Our optometrist Daniel Farrugia has undertaken additional training in behavioural optometry. Behavioural optometry goes beyond the simple measure of clarity of the image that our eyes receive, and looks at how efficiently the eyes do this, and how the information collected by the eyes is processed.
In children, and adults, if there is a problem somewhere along the line in this pathway, this may result in a learning delay that is not necessarily related to intelligence. Intervening to provide the stimulation required to encourage more normal development of vision is one of the goals of Behavioural Optometry.
We use a variety of tools and modalities to improve vision. These include:
- Lenses (single vision, bifocals, multifocals, tints, prisms and occlusive) to modify the sensory input from the eyes.
- Gross motor activities to assist with integration of body knowledge with other senses, especially sight!
- Eye exercises with specific goals to encourage an awareness of how information enters the visual system as well as an awareness (and hence control) of the ocular motor systems
By using these techniques, we aim:
- To prevent VISION problems and eye problems from developing
- To provide remediation or rehabilitation for vision or eye problems that have already developed (eg. eye turn, shortsightedness, visual sequelae of brain trauma etc)
- To develop and enhance the visual skills needed to achieve more effective visual performance in the classroom, work place, when playing sport and following recreational pursuits
Who would benefit from behavioural optometry?

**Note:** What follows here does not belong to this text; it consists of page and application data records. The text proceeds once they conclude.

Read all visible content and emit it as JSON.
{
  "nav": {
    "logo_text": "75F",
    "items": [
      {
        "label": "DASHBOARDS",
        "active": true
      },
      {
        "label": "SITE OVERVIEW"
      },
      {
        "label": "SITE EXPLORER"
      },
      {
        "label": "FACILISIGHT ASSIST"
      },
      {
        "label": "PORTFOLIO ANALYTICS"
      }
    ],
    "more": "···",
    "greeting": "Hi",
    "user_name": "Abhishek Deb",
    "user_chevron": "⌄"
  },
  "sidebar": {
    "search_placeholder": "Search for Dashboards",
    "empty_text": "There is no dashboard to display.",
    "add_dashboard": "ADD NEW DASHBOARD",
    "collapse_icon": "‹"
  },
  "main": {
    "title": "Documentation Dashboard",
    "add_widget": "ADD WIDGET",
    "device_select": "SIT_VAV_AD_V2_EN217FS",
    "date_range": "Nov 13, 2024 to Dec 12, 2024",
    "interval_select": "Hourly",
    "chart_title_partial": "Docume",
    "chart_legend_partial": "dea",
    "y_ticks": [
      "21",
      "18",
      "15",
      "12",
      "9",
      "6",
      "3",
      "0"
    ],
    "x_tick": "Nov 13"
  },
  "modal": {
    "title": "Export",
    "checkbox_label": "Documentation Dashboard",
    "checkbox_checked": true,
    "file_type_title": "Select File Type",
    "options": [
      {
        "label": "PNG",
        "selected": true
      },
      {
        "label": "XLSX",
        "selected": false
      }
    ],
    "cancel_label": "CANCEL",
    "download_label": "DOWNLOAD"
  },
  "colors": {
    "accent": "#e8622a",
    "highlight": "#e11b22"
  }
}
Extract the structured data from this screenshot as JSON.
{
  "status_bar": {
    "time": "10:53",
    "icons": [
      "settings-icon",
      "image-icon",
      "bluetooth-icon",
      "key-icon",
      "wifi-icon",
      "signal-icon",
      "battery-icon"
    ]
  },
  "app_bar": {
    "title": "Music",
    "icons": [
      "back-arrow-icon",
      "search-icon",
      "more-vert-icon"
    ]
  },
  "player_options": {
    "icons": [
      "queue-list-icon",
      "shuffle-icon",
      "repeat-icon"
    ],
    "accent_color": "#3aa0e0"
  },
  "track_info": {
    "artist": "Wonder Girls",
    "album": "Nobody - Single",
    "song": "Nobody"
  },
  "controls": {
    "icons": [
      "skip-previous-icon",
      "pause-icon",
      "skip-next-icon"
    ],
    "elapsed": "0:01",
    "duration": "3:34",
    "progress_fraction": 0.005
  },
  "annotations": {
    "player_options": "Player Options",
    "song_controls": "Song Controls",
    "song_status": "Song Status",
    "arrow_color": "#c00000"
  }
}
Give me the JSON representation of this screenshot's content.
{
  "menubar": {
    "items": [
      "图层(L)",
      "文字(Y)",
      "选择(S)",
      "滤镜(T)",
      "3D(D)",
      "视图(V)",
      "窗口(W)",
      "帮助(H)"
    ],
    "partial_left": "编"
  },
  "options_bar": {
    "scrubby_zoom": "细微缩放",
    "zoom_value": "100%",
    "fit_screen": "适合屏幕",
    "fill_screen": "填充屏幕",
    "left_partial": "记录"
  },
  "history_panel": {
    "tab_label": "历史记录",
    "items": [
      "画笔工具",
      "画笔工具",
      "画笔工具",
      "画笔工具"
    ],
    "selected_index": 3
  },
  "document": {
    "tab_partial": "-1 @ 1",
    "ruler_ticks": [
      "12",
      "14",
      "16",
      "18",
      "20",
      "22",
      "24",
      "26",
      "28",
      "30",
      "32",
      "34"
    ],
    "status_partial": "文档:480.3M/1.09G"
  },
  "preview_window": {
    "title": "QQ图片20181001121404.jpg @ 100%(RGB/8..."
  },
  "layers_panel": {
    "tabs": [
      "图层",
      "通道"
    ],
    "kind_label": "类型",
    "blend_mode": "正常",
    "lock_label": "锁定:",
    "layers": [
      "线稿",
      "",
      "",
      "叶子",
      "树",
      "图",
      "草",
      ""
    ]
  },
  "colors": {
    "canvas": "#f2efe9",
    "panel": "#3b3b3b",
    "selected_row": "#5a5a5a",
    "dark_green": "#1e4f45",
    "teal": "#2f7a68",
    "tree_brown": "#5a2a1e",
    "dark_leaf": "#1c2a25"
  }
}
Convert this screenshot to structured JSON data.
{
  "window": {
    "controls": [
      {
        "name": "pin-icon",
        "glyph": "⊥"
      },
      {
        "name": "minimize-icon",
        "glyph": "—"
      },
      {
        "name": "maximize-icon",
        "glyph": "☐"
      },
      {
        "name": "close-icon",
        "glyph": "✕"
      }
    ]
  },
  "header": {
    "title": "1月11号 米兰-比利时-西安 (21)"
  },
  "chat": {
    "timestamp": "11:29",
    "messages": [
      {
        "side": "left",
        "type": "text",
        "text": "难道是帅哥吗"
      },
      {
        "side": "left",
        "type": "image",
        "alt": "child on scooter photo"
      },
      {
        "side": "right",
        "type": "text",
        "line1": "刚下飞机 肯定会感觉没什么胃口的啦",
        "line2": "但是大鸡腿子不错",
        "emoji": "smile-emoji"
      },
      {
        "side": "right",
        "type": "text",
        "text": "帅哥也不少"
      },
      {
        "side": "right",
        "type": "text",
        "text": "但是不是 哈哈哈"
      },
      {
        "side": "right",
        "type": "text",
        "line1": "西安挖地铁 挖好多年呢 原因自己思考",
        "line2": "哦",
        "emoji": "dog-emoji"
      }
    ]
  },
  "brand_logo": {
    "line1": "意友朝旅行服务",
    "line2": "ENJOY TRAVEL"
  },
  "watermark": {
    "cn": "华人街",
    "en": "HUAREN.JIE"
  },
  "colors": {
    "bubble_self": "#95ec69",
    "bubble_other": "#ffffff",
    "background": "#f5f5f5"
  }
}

All patients will benefit from this more holistic approach but it is especially suited to those with eye motor control problems, lazy eyes, developmental delays, neurological damage or learning delays. Although the majority of Behavioural Optometrists’ patients are children, Behavioural Optometry may be suitable for patients of any age if their condition is likely to respond to this treatment.